**PROBLEM DESCRIPTION:** Using the data below, show every line where the word "seconds" occurs.

**RECORD EXCERPTS:**
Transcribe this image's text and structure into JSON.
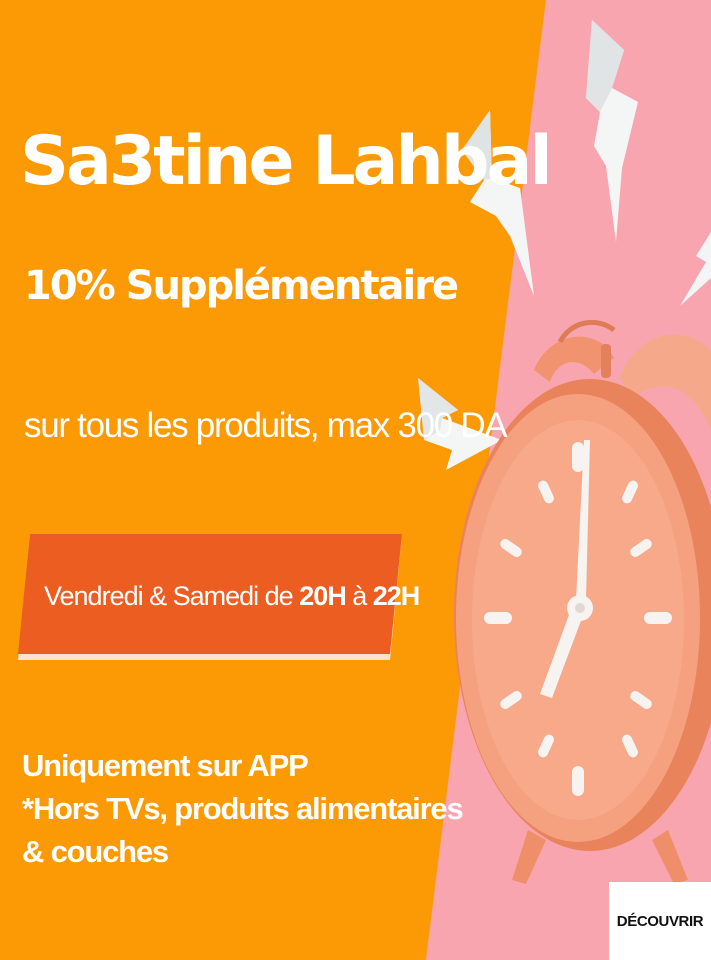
{
  "promo": {
    "headline": "Sa3tine Lahbal",
    "subheadline": "10% Supplémentaire",
    "offer_line": "sur tous les produits, max 300 DA",
    "schedule": {
      "prefix": "Vendredi & Samedi de ",
      "start": "20H",
      "connector": " à ",
      "end": "22H"
    },
    "notes": [
      "Uniquement sur APP",
      "*Hors TVs, produits alimentaires",
      "& couches"
    ],
    "cta_label": "DÉCOUVRIR"
  },
  "colors": {
    "orange": "#fb9a05",
    "pink": "#f8a5b0",
    "ribbon": "#ec5d22",
    "clock": "#f5a07f"
  },
  "icons": {
    "illustration": "alarm-clock-icon",
    "accents": "lightning-bolt-icon"
  }
}
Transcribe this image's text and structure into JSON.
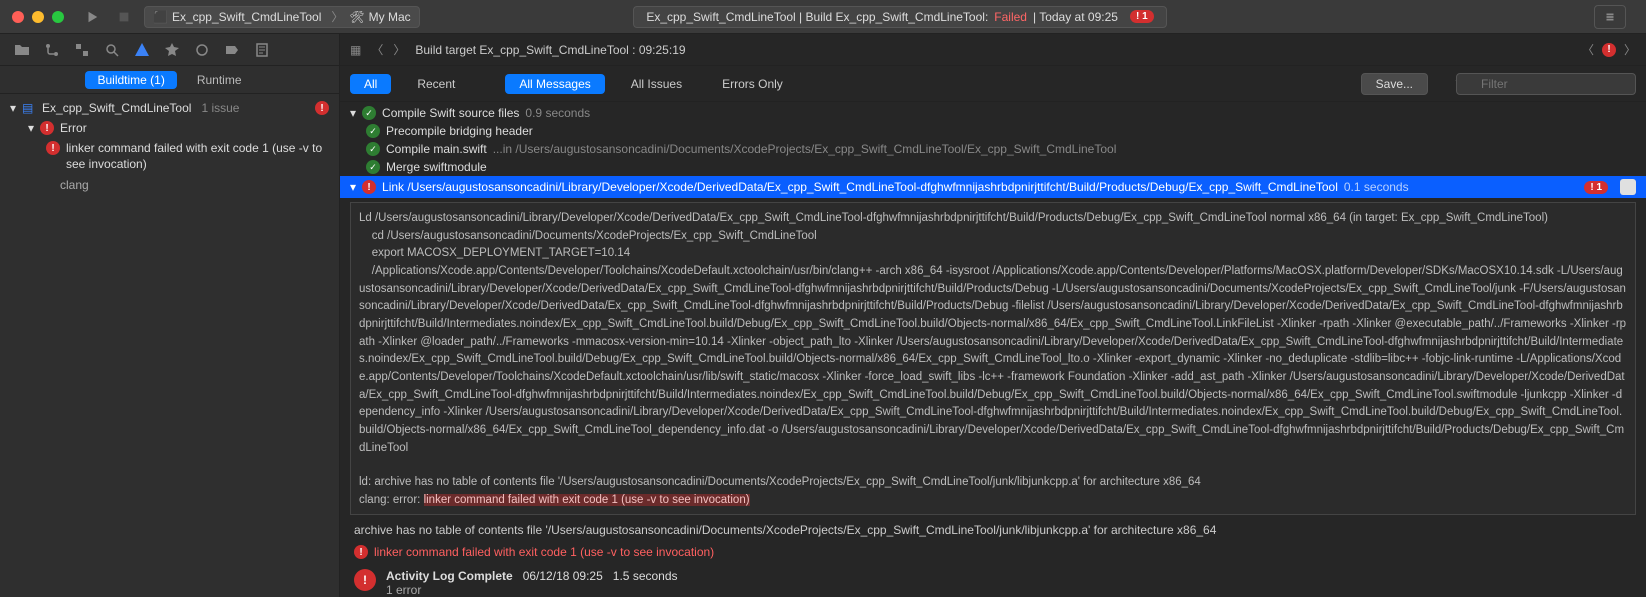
{
  "titlebar": {
    "scheme_app": "Ex_cpp_Swift_CmdLineTool",
    "scheme_dest": "My Mac",
    "status_prefix": "Ex_cpp_Swift_CmdLineTool | Build Ex_cpp_Swift_CmdLineTool:",
    "status_result": "Failed",
    "status_time": "| Today at 09:25",
    "error_count": "1"
  },
  "left": {
    "tab_buildtime": "Buildtime (1)",
    "tab_runtime": "Runtime",
    "project": "Ex_cpp_Swift_CmdLineTool",
    "issue_suffix": "1 issue",
    "error_label": "Error",
    "linker_msg": "linker command failed with exit code 1 (use -v to see invocation)",
    "clang": "clang"
  },
  "crumbs": {
    "target": "Build target Ex_cpp_Swift_CmdLineTool : 09:25:19"
  },
  "filters": {
    "all": "All",
    "recent": "Recent",
    "all_messages": "All Messages",
    "all_issues": "All Issues",
    "errors_only": "Errors Only",
    "save": "Save...",
    "filter_ph": "Filter"
  },
  "log": {
    "compile_header": "Compile Swift source files",
    "compile_time": "0.9 seconds",
    "precompile": "Precompile bridging header",
    "compile_main": "Compile main.swift",
    "compile_main_path": "...in /Users/augustosansoncadini/Documents/XcodeProjects/Ex_cpp_Swift_CmdLineTool/Ex_cpp_Swift_CmdLineTool",
    "merge": "Merge swiftmodule",
    "link_header": "Link /Users/augustosansoncadini/Library/Developer/Xcode/DerivedData/Ex_cpp_Swift_CmdLineTool-dfghwfmnijashrbdpnirjttifcht/Build/Products/Debug/Ex_cpp_Swift_CmdLineTool",
    "link_time": "0.1 seconds",
    "err_badge": "1",
    "code_body": "Ld /Users/augustosansoncadini/Library/Developer/Xcode/DerivedData/Ex_cpp_Swift_CmdLineTool-dfghwfmnijashrbdpnirjttifcht/Build/Products/Debug/Ex_cpp_Swift_CmdLineTool normal x86_64 (in target: Ex_cpp_Swift_CmdLineTool)\n    cd /Users/augustosansoncadini/Documents/XcodeProjects/Ex_cpp_Swift_CmdLineTool\n    export MACOSX_DEPLOYMENT_TARGET=10.14\n    /Applications/Xcode.app/Contents/Developer/Toolchains/XcodeDefault.xctoolchain/usr/bin/clang++ -arch x86_64 -isysroot /Applications/Xcode.app/Contents/Developer/Platforms/MacOSX.platform/Developer/SDKs/MacOSX10.14.sdk -L/Users/augustosansoncadini/Library/Developer/Xcode/DerivedData/Ex_cpp_Swift_CmdLineTool-dfghwfmnijashrbdpnirjttifcht/Build/Products/Debug -L/Users/augustosansoncadini/Documents/XcodeProjects/Ex_cpp_Swift_CmdLineTool/junk -F/Users/augustosansoncadini/Library/Developer/Xcode/DerivedData/Ex_cpp_Swift_CmdLineTool-dfghwfmnijashrbdpnirjttifcht/Build/Products/Debug -filelist /Users/augustosansoncadini/Library/Developer/Xcode/DerivedData/Ex_cpp_Swift_CmdLineTool-dfghwfmnijashrbdpnirjttifcht/Build/Intermediates.noindex/Ex_cpp_Swift_CmdLineTool.build/Debug/Ex_cpp_Swift_CmdLineTool.build/Objects-normal/x86_64/Ex_cpp_Swift_CmdLineTool.LinkFileList -Xlinker -rpath -Xlinker @executable_path/../Frameworks -Xlinker -rpath -Xlinker @loader_path/../Frameworks -mmacosx-version-min=10.14 -Xlinker -object_path_lto -Xlinker /Users/augustosansoncadini/Library/Developer/Xcode/DerivedData/Ex_cpp_Swift_CmdLineTool-dfghwfmnijashrbdpnirjttifcht/Build/Intermediates.noindex/Ex_cpp_Swift_CmdLineTool.build/Debug/Ex_cpp_Swift_CmdLineTool.build/Objects-normal/x86_64/Ex_cpp_Swift_CmdLineTool_lto.o -Xlinker -export_dynamic -Xlinker -no_deduplicate -stdlib=libc++ -fobjc-link-runtime -L/Applications/Xcode.app/Contents/Developer/Toolchains/XcodeDefault.xctoolchain/usr/lib/swift_static/macosx -Xlinker -force_load_swift_libs -lc++ -framework Foundation -Xlinker -add_ast_path -Xlinker /Users/augustosansoncadini/Library/Developer/Xcode/DerivedData/Ex_cpp_Swift_CmdLineTool-dfghwfmnijashrbdpnirjttifcht/Build/Intermediates.noindex/Ex_cpp_Swift_CmdLineTool.build/Debug/Ex_cpp_Swift_CmdLineTool.build/Objects-normal/x86_64/Ex_cpp_Swift_CmdLineTool.swiftmodule -ljunkcpp -Xlinker -dependency_info -Xlinker /Users/augustosansoncadini/Library/Developer/Xcode/DerivedData/Ex_cpp_Swift_CmdLineTool-dfghwfmnijashrbdpnirjttifcht/Build/Intermediates.noindex/Ex_cpp_Swift_CmdLineTool.build/Debug/Ex_cpp_Swift_CmdLineTool.build/Objects-normal/x86_64/Ex_cpp_Swift_CmdLineTool_dependency_info.dat -o /Users/augustosansoncadini/Library/Developer/Xcode/DerivedData/Ex_cpp_Swift_CmdLineTool-dfghwfmnijashrbdpnirjttifcht/Build/Products/Debug/Ex_cpp_Swift_CmdLineTool",
    "code_err1": "ld: archive has no table of contents file '/Users/augustosansoncadini/Documents/XcodeProjects/Ex_cpp_Swift_CmdLineTool/junk/libjunkcpp.a' for architecture x86_64",
    "code_err2_pre": "clang: error: ",
    "code_err2_hl": "linker command failed with exit code 1 (use -v to see invocation)",
    "summary_warn": "archive has no table of contents file '/Users/augustosansoncadini/Documents/XcodeProjects/Ex_cpp_Swift_CmdLineTool/junk/libjunkcpp.a' for architecture x86_64",
    "summary_err": "linker command failed with exit code 1 (use -v to see invocation)",
    "activity": "Activity Log Complete",
    "activity_time": "06/12/18 09:25",
    "activity_dur": "1.5 seconds",
    "activity_sub": "1 error"
  }
}
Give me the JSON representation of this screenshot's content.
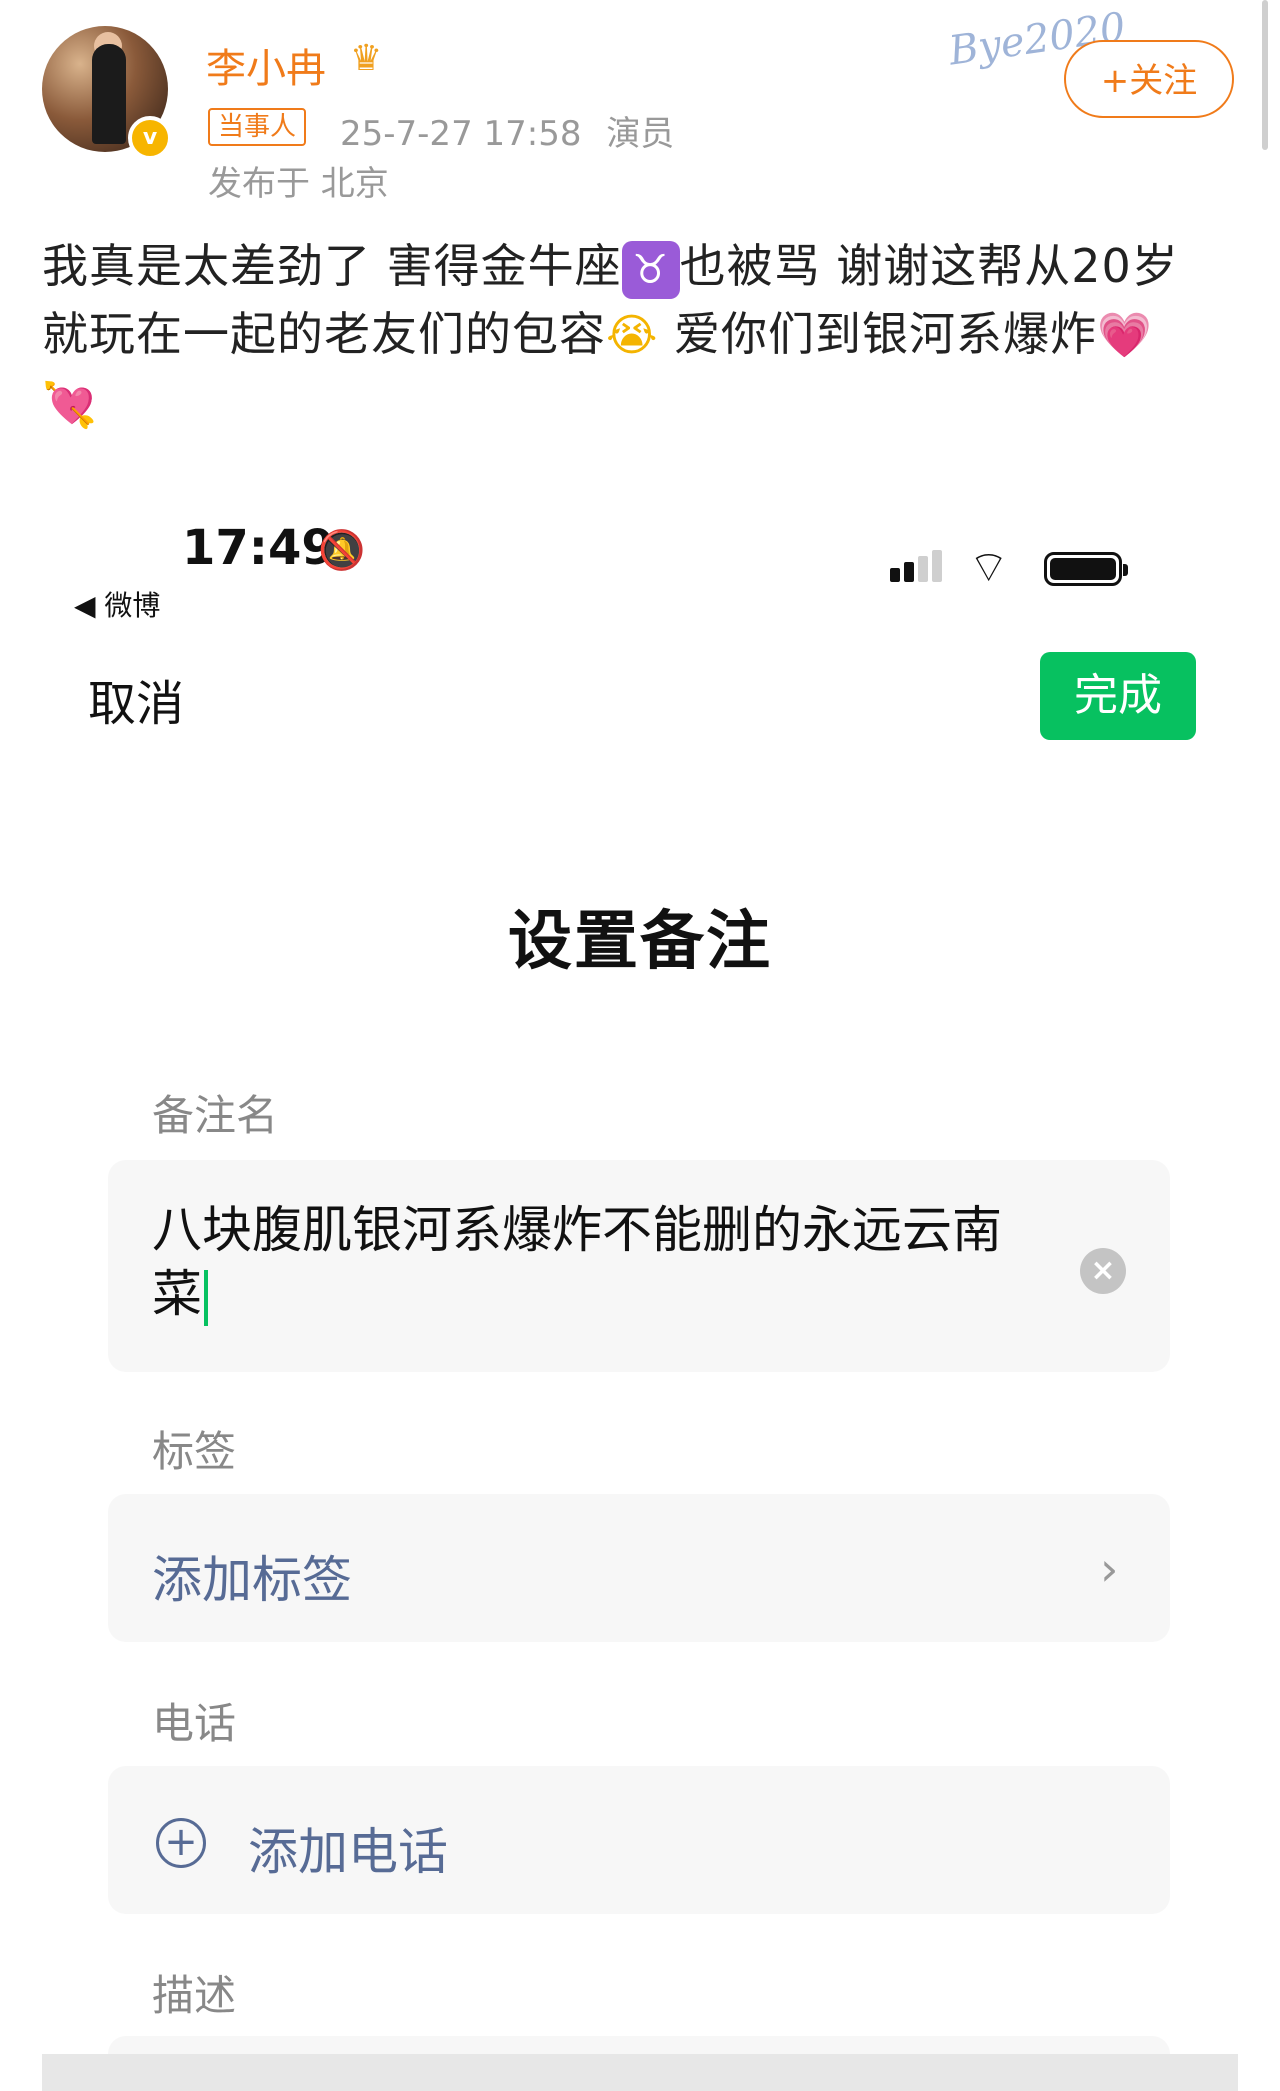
{
  "post": {
    "username": "李小冉",
    "crown_icon": "crown-icon",
    "tag": "当事人",
    "time": "25-7-27 17:58",
    "source": "演员",
    "location": "发布于 北京",
    "follow_label": "+关注",
    "sticker_text": "Bye2020",
    "text_part1": "我真是太差劲了 害得金牛座",
    "emoji_taurus": "♉",
    "text_part2": "也被骂 谢谢这帮从20岁就玩在一起的老友们的包容",
    "emoji_cry": "😭",
    "text_part3": " 爱你们到银河系爆炸",
    "emoji_heart1": "💗",
    "emoji_heart2": "💘"
  },
  "phone": {
    "status": {
      "time": "17:49",
      "back_app": "◀ 微博"
    },
    "nav": {
      "cancel_label": "取消",
      "done_label": "完成"
    },
    "title": "设置备注",
    "fields": {
      "remark_label": "备注名",
      "remark_value": "八块腹肌银河系爆炸不能删的永远云南菜",
      "tag_label": "标签",
      "tag_action": "添加标签",
      "phone_label": "电话",
      "phone_action": "添加电话",
      "desc_label": "描述"
    }
  },
  "colors": {
    "accent_orange": "#f07b1a",
    "wechat_green": "#07c160",
    "link_blue": "#576b95"
  }
}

**OUTPUT:**
    "compile_time": "0.9 seconds",
    "link_time": "0.1 seconds",
    "activity_dur": "1.5 seconds",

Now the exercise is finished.